Advertisement
ENTERTAINMENT
September 15, 2000 | KEVIN THOMAS, TIMES STAFF WRITER
Jon Shear's "Urbania" is such a powerful experience that it is equally effective whether you have figured out from the start where it is headed or whether its denouement comes as a complete surprise. Actor-turned-director Shear has reworked Daniel Reitz's play "Urban Folk Tales" into a daring and unnerving evocation of contemporary big-city life where sex and violence seem so frequently interlinked.
ENTERTAINMENT
September 11, 2000 | KEVIN THOMAS, TIMES STAFF WRITER
"Urbania," a young man's harrowing odyssey in overcoming trauma, is an intense experience and so, it turns out, is an interview with the film's director, Jon Shear. "The movie is about a man who has no control over his life--and I had no sense of control over the film while I was making it," said Shear over a recent breakfast at a West Hollywood restaurant.
ENTERTAINMENT
July 6, 2000 | KEVIN THOMAS, TIMES STAFF WRITER
Outfest, the Los Angeles Gay and Lesbian Film Festival, which opens tonight with a premiere gala and the documentary "The Eyes of Tammy Faye" at the newly air-conditioned Orpheum, 842 S. Broadway, has an especially strong lineup this year. With each passing year, the festival attracts an increasingly large straight audience, with good reason: On the one hand, there are more mainstream gay films with solid crossover appeal, and on the other, gay cinema remains venturesome in styles and themes.
ENTERTAINMENT
July 18, 2000 | LISA BOONE
FILM 'Mambo Cafe' Skips L.A.: Los Angeles audiences will have to wait to see the popular Mexican soap opera star Thalia in her first movie, "Mambo Cafe." The movie's distributor, Unapix Entertainment, has decided to test the market for the low-budget romantic comedy only in New York, starting Aug. 18. If it performs well there, Unapix might expand the film into markets such as Los Angeles or San Antonio. The movie's director, Reuben Gonzalez, is frustrated that Latinos in Los Angeles, the U.S.
ENTERTAINMENT
February 7, 2003 | Philip Brandes;F. Kathleen Foley;David C. Nichols
A merciless punch to the underbelly of hypocrisy, the Blank Theatre Company's "Sanguine" showcases a promising new voice in Andy Hyman's insightful, well-crafted -- though at times overreaching -- portrait of a corporate downsizing victim's psychological disintegration. Jon Shear's staging of Hyman's brisk, one-act monologue (winner of the Blank's 2001 Young Playwrights Festival) stars its original performer, Jeremy Sisto, best known as the psychopathic Billy on HBO's "Six Feet Under."

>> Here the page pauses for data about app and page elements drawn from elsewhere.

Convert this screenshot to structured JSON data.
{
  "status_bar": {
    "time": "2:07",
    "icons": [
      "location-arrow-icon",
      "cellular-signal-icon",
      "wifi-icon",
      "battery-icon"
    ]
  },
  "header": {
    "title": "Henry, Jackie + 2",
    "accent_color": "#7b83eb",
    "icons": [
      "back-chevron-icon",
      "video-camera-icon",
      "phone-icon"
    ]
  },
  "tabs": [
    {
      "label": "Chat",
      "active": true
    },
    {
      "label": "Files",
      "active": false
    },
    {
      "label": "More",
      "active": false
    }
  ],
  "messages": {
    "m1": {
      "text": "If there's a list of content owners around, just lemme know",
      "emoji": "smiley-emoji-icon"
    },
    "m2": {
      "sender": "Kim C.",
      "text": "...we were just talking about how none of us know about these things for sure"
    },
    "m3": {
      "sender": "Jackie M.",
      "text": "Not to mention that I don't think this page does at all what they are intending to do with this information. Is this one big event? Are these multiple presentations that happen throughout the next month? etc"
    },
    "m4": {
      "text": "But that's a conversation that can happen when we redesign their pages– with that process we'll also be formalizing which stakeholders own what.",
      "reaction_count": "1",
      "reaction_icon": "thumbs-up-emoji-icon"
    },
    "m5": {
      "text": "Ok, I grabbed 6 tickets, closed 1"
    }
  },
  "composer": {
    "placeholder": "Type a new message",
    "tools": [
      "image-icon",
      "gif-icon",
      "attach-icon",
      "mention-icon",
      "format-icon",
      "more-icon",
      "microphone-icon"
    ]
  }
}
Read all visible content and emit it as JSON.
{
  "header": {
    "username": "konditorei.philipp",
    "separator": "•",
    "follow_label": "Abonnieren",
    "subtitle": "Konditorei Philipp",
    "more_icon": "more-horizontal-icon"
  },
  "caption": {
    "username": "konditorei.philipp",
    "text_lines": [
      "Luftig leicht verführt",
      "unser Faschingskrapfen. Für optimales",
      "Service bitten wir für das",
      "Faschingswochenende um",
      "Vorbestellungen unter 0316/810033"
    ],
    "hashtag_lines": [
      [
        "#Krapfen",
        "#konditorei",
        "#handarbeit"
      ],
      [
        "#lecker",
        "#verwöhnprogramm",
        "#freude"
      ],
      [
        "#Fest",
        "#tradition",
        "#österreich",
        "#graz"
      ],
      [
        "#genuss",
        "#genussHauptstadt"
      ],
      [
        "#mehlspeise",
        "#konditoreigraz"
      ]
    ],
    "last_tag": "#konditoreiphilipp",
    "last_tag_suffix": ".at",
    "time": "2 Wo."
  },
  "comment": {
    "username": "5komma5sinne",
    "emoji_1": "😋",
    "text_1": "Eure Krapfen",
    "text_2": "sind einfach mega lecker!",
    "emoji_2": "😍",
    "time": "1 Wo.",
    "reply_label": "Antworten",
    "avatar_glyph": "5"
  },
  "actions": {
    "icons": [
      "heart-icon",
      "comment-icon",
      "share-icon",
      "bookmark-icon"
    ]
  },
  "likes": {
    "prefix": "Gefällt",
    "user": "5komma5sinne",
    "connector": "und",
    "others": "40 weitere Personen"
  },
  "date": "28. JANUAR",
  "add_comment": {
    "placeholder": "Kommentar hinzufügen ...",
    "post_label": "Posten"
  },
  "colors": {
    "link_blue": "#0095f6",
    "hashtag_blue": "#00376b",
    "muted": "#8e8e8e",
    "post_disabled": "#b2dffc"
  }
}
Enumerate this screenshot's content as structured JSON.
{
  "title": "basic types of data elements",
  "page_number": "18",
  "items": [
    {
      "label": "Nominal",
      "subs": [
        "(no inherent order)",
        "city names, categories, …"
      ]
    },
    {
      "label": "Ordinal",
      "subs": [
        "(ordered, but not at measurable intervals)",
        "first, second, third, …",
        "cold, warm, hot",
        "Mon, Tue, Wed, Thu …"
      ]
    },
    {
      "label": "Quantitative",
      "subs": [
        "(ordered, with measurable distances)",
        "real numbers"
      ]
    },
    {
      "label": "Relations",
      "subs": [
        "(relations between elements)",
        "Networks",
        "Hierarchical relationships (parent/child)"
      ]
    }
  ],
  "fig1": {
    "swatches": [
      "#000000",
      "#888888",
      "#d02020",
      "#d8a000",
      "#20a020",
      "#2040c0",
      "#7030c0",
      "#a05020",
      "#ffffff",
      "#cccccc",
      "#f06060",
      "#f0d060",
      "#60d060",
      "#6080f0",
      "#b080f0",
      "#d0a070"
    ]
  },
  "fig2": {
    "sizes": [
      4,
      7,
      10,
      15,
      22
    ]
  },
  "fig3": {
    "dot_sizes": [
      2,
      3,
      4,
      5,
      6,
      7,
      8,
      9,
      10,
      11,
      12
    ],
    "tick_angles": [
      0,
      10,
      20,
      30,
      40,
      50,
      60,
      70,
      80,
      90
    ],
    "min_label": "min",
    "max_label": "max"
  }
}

ENTERTAINMENT
February 14, 2003 | Hugh Hart, Special to The Times
Jeremy Sisto gets around. In the last three years he has portrayed Jesus and Julius Caesar on TV, played Jennifer Lopez's dysfunctional brother ("Angel Eyes") on film and stunned cable viewers as a creepily charming, bipolar sexual predator who's obsessed with his own sister (HBO's "Six Feet Under"). But for the last two weeks, Sisto has been going nowhere fast at the Blank Theatre Company.
ENTERTAINMENT
October 15, 2004 | David C. Nichols;F. Kathleen Foley;Don Shirley;Rob Kendt
The invisible expanse that divides actor from audience stretches even further in "The Fourth Wall" at Theatre/Theater. A.R. Gurney's revised 1992 political comedy posits the proscenium as metaphor for American isolationism, and theater as fulcrum for true progress. Gurney conceived his narrative as a two-act play in response to the first Bush presidency.
ENTERTAINMENT
June 10, 2005 | F. Kathleen Foley;David C. Nichols;Rob Kendt
Seldom has didacticism been couched in so charming a format. Child-friendly and consistently diverting, "Atalanta," a world premiere musical at the Powerhouse, gives a lighthearted spin to serious feminist issues. Granted, the theme can be heavy-handed, but an engaging cast delivers the message with a light hand. Based on an excerpt from Marlo Thomas' groundbreaking 1970s TV special, "Free to Be ...
Los Angeles Times Articles
|